## Assigned task
Pull every line that includes the word "button" out of the data below and copy it.

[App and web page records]

# # # #

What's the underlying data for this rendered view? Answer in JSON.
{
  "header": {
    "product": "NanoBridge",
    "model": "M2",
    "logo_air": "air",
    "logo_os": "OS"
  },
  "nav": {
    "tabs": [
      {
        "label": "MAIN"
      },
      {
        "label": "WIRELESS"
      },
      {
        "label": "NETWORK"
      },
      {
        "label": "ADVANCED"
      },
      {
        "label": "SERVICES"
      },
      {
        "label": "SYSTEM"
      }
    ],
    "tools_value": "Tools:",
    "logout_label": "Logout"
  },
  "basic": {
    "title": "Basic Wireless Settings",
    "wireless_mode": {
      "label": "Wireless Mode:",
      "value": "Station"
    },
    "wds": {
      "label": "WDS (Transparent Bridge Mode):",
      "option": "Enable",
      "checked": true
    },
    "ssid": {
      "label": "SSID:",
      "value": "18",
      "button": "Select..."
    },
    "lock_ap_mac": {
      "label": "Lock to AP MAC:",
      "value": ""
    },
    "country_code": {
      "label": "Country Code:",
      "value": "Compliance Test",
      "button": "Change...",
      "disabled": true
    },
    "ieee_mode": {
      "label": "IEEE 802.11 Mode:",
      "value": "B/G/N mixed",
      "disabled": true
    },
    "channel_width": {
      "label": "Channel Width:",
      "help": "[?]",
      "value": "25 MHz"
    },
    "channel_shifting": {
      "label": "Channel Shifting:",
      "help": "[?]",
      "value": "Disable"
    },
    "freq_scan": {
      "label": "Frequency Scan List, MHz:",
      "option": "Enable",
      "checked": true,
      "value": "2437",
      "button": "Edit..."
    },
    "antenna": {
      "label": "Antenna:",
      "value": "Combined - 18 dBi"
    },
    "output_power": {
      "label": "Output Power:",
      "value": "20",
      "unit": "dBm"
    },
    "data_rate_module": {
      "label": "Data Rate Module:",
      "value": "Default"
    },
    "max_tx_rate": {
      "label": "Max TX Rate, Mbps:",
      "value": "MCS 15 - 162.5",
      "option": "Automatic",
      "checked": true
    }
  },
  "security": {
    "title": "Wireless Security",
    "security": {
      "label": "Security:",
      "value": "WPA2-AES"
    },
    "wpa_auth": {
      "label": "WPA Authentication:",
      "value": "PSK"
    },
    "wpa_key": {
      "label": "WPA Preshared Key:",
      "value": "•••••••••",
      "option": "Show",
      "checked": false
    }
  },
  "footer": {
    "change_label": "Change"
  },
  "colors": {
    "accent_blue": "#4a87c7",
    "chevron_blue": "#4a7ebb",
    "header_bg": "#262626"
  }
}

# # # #

## Reply to the task
      "button": "Select..."
      "button": "Change...",
      "button": "Edit..."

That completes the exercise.